■ WORK REQUEST
Return the entries below word for word. No picture belongs in the copy.

[[ WORKING DATA, beginning ]]

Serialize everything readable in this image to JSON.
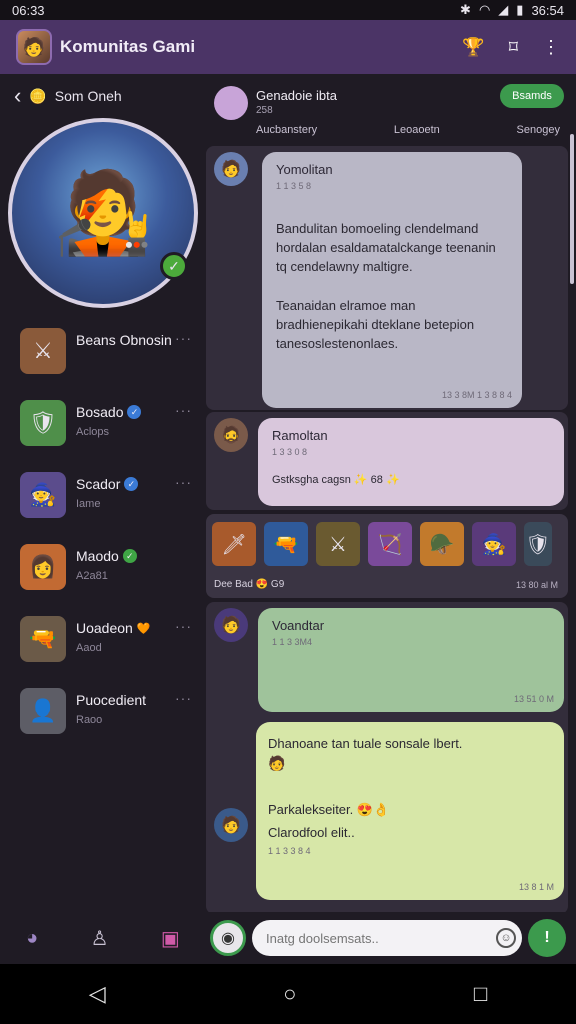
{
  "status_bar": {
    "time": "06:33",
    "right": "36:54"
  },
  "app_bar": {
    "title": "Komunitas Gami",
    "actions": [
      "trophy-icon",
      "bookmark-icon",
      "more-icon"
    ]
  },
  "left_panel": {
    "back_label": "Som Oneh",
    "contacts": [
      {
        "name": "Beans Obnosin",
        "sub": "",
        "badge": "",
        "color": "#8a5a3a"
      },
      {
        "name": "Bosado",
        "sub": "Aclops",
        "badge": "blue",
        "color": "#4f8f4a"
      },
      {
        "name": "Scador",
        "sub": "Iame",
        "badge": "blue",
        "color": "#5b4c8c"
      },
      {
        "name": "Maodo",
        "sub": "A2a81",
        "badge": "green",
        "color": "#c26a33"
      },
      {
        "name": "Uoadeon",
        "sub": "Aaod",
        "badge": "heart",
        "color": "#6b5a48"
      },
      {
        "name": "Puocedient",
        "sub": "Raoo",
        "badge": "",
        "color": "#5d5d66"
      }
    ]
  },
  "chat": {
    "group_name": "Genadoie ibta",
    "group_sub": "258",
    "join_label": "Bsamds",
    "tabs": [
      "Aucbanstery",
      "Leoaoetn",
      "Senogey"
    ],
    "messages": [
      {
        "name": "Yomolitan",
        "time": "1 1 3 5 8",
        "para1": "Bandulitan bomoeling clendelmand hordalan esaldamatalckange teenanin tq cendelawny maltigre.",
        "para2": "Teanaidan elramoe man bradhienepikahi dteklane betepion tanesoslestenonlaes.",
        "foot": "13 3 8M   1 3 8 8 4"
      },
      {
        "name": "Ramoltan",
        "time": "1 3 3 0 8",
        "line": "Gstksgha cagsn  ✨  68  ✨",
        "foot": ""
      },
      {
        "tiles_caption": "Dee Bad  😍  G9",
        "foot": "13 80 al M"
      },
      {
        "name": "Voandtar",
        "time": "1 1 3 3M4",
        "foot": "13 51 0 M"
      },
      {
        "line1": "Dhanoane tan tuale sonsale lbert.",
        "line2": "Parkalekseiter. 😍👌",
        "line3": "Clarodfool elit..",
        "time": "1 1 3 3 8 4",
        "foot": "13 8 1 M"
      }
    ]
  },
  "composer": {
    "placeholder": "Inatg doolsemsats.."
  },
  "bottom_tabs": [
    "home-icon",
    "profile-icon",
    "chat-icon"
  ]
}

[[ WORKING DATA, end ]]

■ WRITTEN SOLUTION
Serialize everything readable in this image to JSON.
{
  "status_bar": {
    "time": "06:33",
    "right": "36:54"
  },
  "app_bar": {
    "title": "Komunitas Gami",
    "actions": [
      "trophy-icon",
      "bookmark-icon",
      "more-icon"
    ]
  },
  "left_panel": {
    "back_label": "Som Oneh",
    "contacts": [
      {
        "name": "Beans Obnosin",
        "sub": "",
        "badge": "",
        "color": "#8a5a3a"
      },
      {
        "name": "Bosado",
        "sub": "Aclops",
        "badge": "blue",
        "color": "#4f8f4a"
      },
      {
        "name": "Scador",
        "sub": "Iame",
        "badge": "blue",
        "color": "#5b4c8c"
      },
      {
        "name": "Maodo",
        "sub": "A2a81",
        "badge": "green",
        "color": "#c26a33"
      },
      {
        "name": "Uoadeon",
        "sub": "Aaod",
        "badge": "heart",
        "color": "#6b5a48"
      },
      {
        "name": "Puocedient",
        "sub": "Raoo",
        "badge": "",
        "color": "#5d5d66"
      }
    ]
  },
  "chat": {
    "group_name": "Genadoie ibta",
    "group_sub": "258",
    "join_label": "Bsamds",
    "tabs": [
      "Aucbanstery",
      "Leoaoetn",
      "Senogey"
    ],
    "messages": [
      {
        "name": "Yomolitan",
        "time": "1 1 3 5 8",
        "para1": "Bandulitan bomoeling clendelmand hordalan esaldamatalckange teenanin tq cendelawny maltigre.",
        "para2": "Teanaidan elramoe man bradhienepikahi dteklane betepion tanesoslestenonlaes.",
        "foot": "13 3 8M   1 3 8 8 4"
      },
      {
        "name": "Ramoltan",
        "time": "1 3 3 0 8",
        "line": "Gstksgha cagsn  ✨  68  ✨",
        "foot": ""
      },
      {
        "tiles_caption": "Dee Bad  😍  G9",
        "foot": "13 80 al M"
      },
      {
        "name": "Voandtar",
        "time": "1 1 3 3M4",
        "foot": "13 51 0 M"
      },
      {
        "line1": "Dhanoane tan tuale sonsale lbert.",
        "line2": "Parkalekseiter. 😍👌",
        "line3": "Clarodfool elit..",
        "time": "1 1 3 3 8 4",
        "foot": "13 8 1 M"
      }
    ]
  },
  "composer": {
    "placeholder": "Inatg doolsemsats.."
  },
  "bottom_tabs": [
    "home-icon",
    "profile-icon",
    "chat-icon"
  ]
}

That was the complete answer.